### Stored dataset items
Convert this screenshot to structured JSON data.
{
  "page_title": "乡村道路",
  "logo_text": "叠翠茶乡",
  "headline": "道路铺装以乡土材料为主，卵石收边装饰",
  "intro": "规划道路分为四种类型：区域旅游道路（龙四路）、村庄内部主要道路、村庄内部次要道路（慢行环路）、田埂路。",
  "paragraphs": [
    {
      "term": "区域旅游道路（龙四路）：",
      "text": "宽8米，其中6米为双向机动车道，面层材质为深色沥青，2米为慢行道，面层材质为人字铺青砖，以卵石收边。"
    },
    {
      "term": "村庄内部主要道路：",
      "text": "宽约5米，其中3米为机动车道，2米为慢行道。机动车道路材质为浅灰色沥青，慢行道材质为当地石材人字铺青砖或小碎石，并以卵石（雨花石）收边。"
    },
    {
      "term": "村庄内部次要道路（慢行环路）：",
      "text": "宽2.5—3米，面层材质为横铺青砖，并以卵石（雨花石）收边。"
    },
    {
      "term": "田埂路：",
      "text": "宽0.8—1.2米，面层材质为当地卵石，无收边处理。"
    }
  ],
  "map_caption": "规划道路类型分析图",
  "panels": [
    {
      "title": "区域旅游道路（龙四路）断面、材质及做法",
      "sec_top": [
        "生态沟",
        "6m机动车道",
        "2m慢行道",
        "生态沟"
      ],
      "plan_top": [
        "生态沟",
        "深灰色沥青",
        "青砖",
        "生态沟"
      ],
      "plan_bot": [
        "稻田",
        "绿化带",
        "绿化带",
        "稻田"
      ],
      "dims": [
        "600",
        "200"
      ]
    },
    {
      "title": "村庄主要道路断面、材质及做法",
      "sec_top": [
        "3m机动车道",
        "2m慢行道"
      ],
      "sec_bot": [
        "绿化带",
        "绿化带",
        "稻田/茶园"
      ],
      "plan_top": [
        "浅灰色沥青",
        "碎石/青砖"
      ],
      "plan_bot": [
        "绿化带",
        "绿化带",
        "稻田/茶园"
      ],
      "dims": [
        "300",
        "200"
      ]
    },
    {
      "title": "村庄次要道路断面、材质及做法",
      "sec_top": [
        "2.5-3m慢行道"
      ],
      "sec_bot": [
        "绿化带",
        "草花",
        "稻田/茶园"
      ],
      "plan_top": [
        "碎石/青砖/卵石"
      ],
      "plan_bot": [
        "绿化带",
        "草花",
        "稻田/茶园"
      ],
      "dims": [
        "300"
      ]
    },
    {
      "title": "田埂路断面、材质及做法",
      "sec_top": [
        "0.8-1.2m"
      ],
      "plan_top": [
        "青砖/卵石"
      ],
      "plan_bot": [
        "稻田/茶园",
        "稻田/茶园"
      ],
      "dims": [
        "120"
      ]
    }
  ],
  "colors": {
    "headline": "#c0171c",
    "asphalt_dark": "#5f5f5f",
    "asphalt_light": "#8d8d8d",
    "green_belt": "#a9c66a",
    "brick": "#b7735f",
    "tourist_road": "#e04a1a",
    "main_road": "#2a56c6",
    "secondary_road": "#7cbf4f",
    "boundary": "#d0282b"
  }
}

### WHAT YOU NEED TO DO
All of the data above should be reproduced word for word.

### RESULT BELOW
Convert this screenshot to structured JSON data.
{
  "page_title": "乡村道路",
  "logo_text": "叠翠茶乡",
  "headline": "道路铺装以乡土材料为主，卵石收边装饰",
  "intro": "规划道路分为四种类型：区域旅游道路（龙四路）、村庄内部主要道路、村庄内部次要道路（慢行环路）、田埂路。",
  "paragraphs": [
    {
      "term": "区域旅游道路（龙四路）：",
      "text": "宽8米，其中6米为双向机动车道，面层材质为深色沥青，2米为慢行道，面层材质为人字铺青砖，以卵石收边。"
    },
    {
      "term": "村庄内部主要道路：",
      "text": "宽约5米，其中3米为机动车道，2米为慢行道。机动车道路材质为浅灰色沥青，慢行道材质为当地石材人字铺青砖或小碎石，并以卵石（雨花石）收边。"
    },
    {
      "term": "村庄内部次要道路（慢行环路）：",
      "text": "宽2.5—3米，面层材质为横铺青砖，并以卵石（雨花石）收边。"
    },
    {
      "term": "田埂路：",
      "text": "宽0.8—1.2米，面层材质为当地卵石，无收边处理。"
    }
  ],
  "map_caption": "规划道路类型分析图",
  "panels": [
    {
      "title": "区域旅游道路（龙四路）断面、材质及做法",
      "sec_top": [
        "生态沟",
        "6m机动车道",
        "2m慢行道",
        "生态沟"
      ],
      "plan_top": [
        "生态沟",
        "深灰色沥青",
        "青砖",
        "生态沟"
      ],
      "plan_bot": [
        "稻田",
        "绿化带",
        "绿化带",
        "稻田"
      ],
      "dims": [
        "600",
        "200"
      ]
    },
    {
      "title": "村庄主要道路断面、材质及做法",
      "sec_top": [
        "3m机动车道",
        "2m慢行道"
      ],
      "sec_bot": [
        "绿化带",
        "绿化带",
        "稻田/茶园"
      ],
      "plan_top": [
        "浅灰色沥青",
        "碎石/青砖"
      ],
      "plan_bot": [
        "绿化带",
        "绿化带",
        "稻田/茶园"
      ],
      "dims": [
        "300",
        "200"
      ]
    },
    {
      "title": "村庄次要道路断面、材质及做法",
      "sec_top": [
        "2.5-3m慢行道"
      ],
      "sec_bot": [
        "绿化带",
        "草花",
        "稻田/茶园"
      ],
      "plan_top": [
        "碎石/青砖/卵石"
      ],
      "plan_bot": [
        "绿化带",
        "草花",
        "稻田/茶园"
      ],
      "dims": [
        "300"
      ]
    },
    {
      "title": "田埂路断面、材质及做法",
      "sec_top": [
        "0.8-1.2m"
      ],
      "plan_top": [
        "青砖/卵石"
      ],
      "plan_bot": [
        "稻田/茶园",
        "稻田/茶园"
      ],
      "dims": [
        "120"
      ]
    }
  ],
  "colors": {
    "headline": "#c0171c",
    "asphalt_dark": "#5f5f5f",
    "asphalt_light": "#8d8d8d",
    "green_belt": "#a9c66a",
    "brick": "#b7735f",
    "tourist_road": "#e04a1a",
    "main_road": "#2a56c6",
    "secondary_road": "#7cbf4f",
    "boundary": "#d0282b"
  }
}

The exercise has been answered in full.